GEORGE TOWN (May 11, 2008)by Himanshu Bhatt
Some 104ha of prime land, earmarked for the RM25 billion Penang Global City Centre (PGCC) project, was mysteriously converted in the latest Penang Island Structure Plan, becoming the biggest land impropriety to be noticed by the current state administration.
Chief Minister Lim Guan Eng has asked his predecessor Tan Sri Dr Koh Tsu Koon to explain why the land around the Penang Turf Club was converted from "open ground and recreation" to "new development" by the previous government when the structure plan was gazetted in June 2007.
"Let the people of Penang know. Was this in public interest? Why did you do it?" he said in a press conference today. "Do not try to mislead the people of Penang again which you have done before."
"Even the prime minister was misled to launch the project," he added, referring to Datuk Seri Abdullah Ahmad Badawi's launch of the PGCC last Sept 12.
He called on Koh and former state executive councillor Datuk Dr Teng Hock Nan to apologise to Abdullah for not informing him that he was launching an "illegal" project.
"Why did they not inform the prime minister that no approval had been given for the project?"
Lim said he has requested to meet Koh on the matter, but was told the acting Gerakan president was not available.
When the land was bought by Abad Naluri Sdn Bhd, an associate company of Equine Capital Bhd, in 2002 it cost only RM488 million.
"Once rezoned, the whole development project was RM25 billion," Lim noted. "At the stroke of a pen, at a mere gazette, what was worth RM488 million became RM25 billion."
He asked Koh to explain whether the zoning could now be re-altered to the original. "What are the consequences of rezoning it again back to the original designation?" he said.
"Show me you are on top of your job. You have been chief minister for 18 years. You tell me what are the consequences."
"You think you can 'main-main' ah? What are the consequences?"
The altered zoning has been a source of contention by local NGOs and civil society groups who want the area to remain a green lung, and be accessible to the public for recreation.
Lim told reporters that this was the most major of the land indiscretions that he had sought explanation on from former deputy chief minister Datuk Abdul Rashid Abdullah.
Abdul Rashid had been given until today to respond to the state.
"This is the biggest one. This is the cream of the cake," Lim said. "The issue at hand is zoning."
Lim said this after launching the Bukit Bendera DAP’s new service centre here.
In his speech, Lim explained the government’s focus on competency in administration to complement accountability and transparency.
"You may be a nice guy, but if you are not competent, please-lah, step out of the way," he said.

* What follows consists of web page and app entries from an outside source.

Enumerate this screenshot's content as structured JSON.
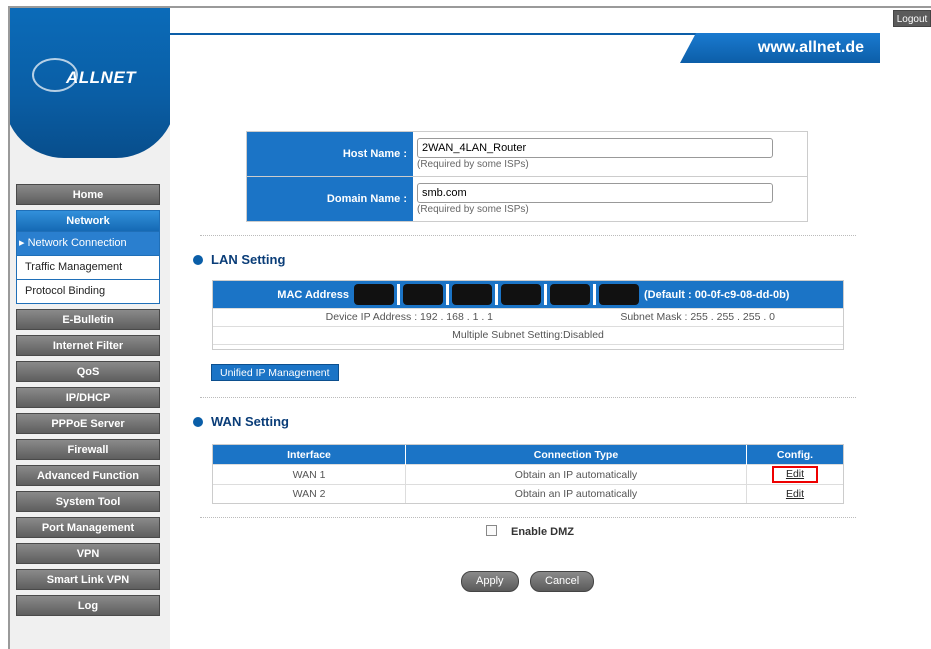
{
  "header": {
    "logout_label": "Logout",
    "brand_logo_text": "ALLNET",
    "site_url": "www.allnet.de"
  },
  "sidebar": {
    "items": [
      {
        "label": "Home"
      },
      {
        "label": "Network",
        "expanded": true,
        "children": [
          {
            "label": "Network Connection",
            "active": true
          },
          {
            "label": "Traffic Management"
          },
          {
            "label": "Protocol Binding"
          }
        ]
      },
      {
        "label": "E-Bulletin"
      },
      {
        "label": "Internet Filter"
      },
      {
        "label": "QoS"
      },
      {
        "label": "IP/DHCP"
      },
      {
        "label": "PPPoE Server"
      },
      {
        "label": "Firewall"
      },
      {
        "label": "Advanced Function"
      },
      {
        "label": "System Tool"
      },
      {
        "label": "Port Management"
      },
      {
        "label": "VPN"
      },
      {
        "label": "Smart Link VPN"
      },
      {
        "label": "Log"
      }
    ]
  },
  "host": {
    "host_name_label": "Host Name :",
    "host_name_value": "2WAN_4LAN_Router",
    "host_name_hint": "(Required by some ISPs)",
    "domain_name_label": "Domain Name :",
    "domain_name_value": "smb.com",
    "domain_name_hint": "(Required by some ISPs)"
  },
  "lan": {
    "section_title": "LAN Setting",
    "mac_label": "MAC Address",
    "mac_default": "(Default : 00-0f-c9-08-dd-0b)",
    "device_ip": "Device IP Address : 192 . 168 . 1 . 1",
    "subnet_mask": "Subnet Mask : 255 . 255 . 255 . 0",
    "multiple_subnet": "Multiple Subnet Setting:Disabled",
    "unified_button": "Unified IP Management"
  },
  "wan": {
    "section_title": "WAN Setting",
    "columns": [
      "Interface",
      "Connection Type",
      "Config."
    ],
    "rows": [
      {
        "interface": "WAN 1",
        "type": "Obtain an IP automatically",
        "config": "Edit",
        "highlighted": true
      },
      {
        "interface": "WAN 2",
        "type": "Obtain an IP automatically",
        "config": "Edit",
        "highlighted": false
      }
    ]
  },
  "dmz": {
    "label": "Enable DMZ",
    "checked": false
  },
  "actions": {
    "apply": "Apply",
    "cancel": "Cancel"
  },
  "colors": {
    "accent_blue": "#1b74c6",
    "menu_gray": "#6e6e6e",
    "highlight_red": "#e00000"
  }
}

On Teng’s assertion that the draft of the structure plan had undergone public exhibitions and hearings in 2006 and 2007, Lim said that even the NGOs were not aware of this.
In a statement issued yesterday, Teng stressed that the Penang Island Municipal Council (MPPP) under the previous state administration had not approved an application for planning permission by the developer.
He added that the formulation of the structure plan had followed proper provisions and procedure under the Town and Country Planning Act.
"The previous state government has also not made any decision as yet on whether and how much premiums or charges were to be levied on the developer relating to the proposed PGCC project," Teng said.
"In this respect, the structure plan did not specify the type (residential or commercial or "mixed") and the scale (density, plot ratio, etc) of ‘new development’ zoned on that site."
"The MPPP can still decide whether to reject or approve any development proposal, including the type and the scale. It is also up to the State Planning Committee chaired by the Chief Minister to provide guidance."